The task: Nothing but a number is needed: the count of lines below that include "structured".

(Stored items)
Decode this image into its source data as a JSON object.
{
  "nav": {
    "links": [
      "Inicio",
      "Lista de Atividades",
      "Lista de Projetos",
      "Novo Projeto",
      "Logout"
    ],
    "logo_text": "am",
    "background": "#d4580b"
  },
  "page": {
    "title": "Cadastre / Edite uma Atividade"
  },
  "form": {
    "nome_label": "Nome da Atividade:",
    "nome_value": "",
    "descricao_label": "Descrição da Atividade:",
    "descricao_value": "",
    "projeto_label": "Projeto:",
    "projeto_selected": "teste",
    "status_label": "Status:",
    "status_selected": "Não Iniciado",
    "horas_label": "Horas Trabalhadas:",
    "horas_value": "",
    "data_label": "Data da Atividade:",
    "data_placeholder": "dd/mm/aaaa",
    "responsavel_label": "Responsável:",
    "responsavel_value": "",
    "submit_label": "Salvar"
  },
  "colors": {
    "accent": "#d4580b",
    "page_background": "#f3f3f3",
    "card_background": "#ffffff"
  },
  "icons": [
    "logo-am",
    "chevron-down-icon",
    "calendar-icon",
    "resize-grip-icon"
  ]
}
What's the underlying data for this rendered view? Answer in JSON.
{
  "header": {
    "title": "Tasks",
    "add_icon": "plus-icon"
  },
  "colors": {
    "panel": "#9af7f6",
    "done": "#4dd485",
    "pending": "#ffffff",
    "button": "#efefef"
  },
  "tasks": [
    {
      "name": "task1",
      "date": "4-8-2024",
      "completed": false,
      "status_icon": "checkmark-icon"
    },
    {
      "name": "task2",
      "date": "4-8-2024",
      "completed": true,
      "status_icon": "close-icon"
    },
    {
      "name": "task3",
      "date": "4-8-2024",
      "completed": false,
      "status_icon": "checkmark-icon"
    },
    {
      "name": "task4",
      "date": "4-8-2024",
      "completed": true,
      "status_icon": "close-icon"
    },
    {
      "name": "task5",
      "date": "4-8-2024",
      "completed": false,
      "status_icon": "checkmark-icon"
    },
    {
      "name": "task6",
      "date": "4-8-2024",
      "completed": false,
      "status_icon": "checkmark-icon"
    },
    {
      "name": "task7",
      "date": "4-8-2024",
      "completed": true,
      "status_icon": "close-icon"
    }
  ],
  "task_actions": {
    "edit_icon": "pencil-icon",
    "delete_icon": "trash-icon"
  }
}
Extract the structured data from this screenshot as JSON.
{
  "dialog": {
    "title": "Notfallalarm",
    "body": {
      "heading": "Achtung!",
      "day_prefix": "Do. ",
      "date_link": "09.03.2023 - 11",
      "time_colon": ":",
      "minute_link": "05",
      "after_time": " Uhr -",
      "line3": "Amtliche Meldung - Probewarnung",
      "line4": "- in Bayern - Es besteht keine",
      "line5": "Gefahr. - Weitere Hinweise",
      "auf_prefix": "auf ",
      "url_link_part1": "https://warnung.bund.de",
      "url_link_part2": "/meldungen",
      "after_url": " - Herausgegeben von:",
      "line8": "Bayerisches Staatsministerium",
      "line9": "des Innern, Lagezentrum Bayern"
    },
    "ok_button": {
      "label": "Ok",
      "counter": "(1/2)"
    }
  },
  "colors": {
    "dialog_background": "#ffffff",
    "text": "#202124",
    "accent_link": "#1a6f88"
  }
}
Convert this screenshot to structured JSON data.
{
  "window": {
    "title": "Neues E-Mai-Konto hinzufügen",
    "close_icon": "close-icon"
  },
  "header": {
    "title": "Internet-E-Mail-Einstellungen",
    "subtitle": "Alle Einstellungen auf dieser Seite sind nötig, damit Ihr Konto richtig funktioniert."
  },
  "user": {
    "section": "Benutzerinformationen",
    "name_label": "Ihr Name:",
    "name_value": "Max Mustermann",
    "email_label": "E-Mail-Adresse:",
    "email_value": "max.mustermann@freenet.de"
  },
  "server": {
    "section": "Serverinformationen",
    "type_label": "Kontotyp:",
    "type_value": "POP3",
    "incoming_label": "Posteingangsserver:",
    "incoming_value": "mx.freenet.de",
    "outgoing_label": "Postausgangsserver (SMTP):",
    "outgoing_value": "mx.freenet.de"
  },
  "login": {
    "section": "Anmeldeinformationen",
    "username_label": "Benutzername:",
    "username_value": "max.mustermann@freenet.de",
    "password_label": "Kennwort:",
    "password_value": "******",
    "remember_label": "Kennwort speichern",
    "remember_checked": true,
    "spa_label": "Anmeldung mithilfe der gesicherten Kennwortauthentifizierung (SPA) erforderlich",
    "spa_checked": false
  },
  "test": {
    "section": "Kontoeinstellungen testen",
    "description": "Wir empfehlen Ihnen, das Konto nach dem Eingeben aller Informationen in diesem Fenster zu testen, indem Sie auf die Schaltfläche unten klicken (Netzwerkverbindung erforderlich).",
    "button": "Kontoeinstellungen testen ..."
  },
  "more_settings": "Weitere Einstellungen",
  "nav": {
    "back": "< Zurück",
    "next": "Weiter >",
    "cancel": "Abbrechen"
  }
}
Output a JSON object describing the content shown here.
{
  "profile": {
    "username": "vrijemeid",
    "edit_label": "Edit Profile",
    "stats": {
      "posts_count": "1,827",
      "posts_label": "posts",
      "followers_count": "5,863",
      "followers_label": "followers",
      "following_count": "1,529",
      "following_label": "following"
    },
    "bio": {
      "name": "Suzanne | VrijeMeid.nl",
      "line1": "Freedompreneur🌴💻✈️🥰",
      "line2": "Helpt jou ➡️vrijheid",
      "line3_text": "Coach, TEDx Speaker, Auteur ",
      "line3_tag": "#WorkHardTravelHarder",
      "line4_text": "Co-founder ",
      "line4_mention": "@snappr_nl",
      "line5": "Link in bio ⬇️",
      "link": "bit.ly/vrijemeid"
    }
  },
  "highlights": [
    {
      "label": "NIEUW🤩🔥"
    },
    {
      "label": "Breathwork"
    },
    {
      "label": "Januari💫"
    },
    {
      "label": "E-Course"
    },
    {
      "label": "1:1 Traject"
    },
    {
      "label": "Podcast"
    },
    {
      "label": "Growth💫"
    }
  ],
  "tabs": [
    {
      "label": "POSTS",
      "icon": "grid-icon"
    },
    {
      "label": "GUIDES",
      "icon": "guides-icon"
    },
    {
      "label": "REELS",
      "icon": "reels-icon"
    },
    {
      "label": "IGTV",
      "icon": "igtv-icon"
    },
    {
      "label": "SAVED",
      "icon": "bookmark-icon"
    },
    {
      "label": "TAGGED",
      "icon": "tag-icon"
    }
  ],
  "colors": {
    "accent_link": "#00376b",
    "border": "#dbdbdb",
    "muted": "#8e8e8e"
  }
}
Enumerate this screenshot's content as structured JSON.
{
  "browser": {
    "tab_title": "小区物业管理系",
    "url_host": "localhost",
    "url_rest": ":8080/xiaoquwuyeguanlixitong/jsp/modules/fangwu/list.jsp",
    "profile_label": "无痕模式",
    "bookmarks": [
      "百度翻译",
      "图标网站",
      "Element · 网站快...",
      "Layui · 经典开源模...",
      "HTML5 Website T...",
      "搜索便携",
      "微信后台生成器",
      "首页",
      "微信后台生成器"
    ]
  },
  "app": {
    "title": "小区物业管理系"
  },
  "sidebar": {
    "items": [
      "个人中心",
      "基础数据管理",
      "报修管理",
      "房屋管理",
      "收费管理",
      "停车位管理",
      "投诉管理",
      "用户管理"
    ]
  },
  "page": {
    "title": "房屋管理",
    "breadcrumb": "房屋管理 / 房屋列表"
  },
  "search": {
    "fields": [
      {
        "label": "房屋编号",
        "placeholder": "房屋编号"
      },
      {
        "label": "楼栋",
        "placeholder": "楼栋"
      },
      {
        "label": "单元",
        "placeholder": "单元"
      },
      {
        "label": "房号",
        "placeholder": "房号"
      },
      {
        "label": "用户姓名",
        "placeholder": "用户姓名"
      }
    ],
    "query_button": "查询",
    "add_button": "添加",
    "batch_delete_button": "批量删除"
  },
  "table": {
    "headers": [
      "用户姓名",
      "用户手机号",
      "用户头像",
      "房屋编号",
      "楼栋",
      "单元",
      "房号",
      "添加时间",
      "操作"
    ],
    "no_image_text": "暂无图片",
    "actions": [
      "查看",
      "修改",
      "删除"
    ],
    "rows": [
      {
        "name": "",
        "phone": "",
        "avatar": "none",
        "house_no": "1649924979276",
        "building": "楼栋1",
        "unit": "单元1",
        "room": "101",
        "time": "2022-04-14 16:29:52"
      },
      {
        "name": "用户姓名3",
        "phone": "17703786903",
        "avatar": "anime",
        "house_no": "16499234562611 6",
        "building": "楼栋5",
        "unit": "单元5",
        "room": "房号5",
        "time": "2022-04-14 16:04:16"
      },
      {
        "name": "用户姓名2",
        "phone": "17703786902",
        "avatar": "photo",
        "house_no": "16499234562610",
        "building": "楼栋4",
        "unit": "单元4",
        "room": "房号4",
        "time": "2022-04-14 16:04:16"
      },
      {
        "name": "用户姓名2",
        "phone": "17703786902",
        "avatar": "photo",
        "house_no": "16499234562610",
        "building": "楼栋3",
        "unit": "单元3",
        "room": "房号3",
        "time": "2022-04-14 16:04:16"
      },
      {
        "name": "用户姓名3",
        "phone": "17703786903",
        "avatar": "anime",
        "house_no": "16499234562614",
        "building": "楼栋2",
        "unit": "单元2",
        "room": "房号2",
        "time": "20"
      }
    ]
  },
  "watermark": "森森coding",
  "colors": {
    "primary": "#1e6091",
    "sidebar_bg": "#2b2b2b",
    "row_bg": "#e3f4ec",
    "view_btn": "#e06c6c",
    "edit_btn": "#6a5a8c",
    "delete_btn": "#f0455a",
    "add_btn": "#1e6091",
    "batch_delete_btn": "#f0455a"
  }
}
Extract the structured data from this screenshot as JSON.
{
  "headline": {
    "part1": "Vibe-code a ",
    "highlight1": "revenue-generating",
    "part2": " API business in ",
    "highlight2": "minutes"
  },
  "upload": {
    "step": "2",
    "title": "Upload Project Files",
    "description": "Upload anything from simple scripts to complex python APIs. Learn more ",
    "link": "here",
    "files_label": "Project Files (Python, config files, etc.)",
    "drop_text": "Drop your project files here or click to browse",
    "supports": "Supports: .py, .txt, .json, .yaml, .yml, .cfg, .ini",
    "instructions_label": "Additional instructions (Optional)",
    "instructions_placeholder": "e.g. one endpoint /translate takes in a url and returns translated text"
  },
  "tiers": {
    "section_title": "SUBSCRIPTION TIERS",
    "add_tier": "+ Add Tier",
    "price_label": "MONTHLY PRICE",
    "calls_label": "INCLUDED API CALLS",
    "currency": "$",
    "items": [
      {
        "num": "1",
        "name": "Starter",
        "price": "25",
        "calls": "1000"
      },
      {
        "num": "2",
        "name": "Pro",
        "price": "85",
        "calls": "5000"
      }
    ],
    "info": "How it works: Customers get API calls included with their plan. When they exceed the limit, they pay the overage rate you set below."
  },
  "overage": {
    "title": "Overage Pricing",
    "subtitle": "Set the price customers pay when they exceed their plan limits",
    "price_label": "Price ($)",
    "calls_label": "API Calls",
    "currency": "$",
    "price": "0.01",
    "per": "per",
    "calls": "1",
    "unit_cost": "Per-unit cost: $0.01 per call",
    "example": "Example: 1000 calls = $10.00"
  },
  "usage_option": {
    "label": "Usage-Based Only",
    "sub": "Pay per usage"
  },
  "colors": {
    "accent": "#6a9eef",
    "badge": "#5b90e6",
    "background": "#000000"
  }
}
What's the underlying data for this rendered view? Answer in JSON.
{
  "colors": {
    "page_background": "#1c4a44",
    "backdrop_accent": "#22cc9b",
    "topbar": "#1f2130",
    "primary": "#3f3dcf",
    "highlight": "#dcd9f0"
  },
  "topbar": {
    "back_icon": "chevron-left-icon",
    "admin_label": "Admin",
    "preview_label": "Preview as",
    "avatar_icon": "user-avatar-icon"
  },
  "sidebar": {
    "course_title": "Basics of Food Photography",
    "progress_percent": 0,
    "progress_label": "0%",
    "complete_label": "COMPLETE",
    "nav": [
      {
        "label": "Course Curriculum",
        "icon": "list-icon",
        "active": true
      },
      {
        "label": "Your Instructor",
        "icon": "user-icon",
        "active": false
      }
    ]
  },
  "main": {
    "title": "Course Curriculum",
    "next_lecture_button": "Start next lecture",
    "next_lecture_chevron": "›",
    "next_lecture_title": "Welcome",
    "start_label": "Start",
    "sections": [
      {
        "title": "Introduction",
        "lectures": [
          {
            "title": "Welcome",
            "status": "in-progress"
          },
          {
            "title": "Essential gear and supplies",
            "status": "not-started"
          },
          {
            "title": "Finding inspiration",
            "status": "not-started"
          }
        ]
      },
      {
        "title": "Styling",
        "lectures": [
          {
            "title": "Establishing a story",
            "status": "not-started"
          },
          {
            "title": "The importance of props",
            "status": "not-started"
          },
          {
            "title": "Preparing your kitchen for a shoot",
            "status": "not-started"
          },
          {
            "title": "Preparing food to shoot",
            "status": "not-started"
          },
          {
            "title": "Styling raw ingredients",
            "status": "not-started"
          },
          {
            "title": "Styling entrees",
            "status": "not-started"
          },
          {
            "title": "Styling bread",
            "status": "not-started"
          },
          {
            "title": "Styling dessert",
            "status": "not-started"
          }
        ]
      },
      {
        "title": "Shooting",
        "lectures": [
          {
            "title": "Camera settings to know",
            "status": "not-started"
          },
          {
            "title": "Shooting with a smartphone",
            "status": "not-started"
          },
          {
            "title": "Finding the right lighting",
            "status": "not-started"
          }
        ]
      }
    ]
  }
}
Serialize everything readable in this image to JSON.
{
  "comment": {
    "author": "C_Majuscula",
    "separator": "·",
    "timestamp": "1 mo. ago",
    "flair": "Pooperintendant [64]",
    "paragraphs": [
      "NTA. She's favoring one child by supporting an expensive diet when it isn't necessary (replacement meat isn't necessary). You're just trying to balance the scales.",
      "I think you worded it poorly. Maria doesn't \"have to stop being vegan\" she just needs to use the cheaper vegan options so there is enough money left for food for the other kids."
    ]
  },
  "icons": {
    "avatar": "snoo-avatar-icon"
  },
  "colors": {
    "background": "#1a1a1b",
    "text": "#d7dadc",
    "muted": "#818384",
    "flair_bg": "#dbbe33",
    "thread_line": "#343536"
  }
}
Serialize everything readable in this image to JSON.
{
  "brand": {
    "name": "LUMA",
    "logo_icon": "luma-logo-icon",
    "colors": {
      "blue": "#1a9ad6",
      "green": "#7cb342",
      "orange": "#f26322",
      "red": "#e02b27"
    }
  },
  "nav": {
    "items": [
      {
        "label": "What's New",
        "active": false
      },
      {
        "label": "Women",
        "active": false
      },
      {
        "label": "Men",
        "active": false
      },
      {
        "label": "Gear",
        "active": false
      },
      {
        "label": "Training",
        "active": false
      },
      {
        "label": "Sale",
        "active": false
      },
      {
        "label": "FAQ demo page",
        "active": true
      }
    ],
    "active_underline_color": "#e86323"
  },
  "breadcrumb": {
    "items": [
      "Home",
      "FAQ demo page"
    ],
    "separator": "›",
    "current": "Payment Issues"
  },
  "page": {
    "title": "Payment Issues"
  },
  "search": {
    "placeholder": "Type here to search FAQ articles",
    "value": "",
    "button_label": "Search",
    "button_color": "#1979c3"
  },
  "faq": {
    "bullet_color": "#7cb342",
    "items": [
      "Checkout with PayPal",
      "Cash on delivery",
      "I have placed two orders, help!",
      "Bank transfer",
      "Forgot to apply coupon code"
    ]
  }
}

Completed exercise: 4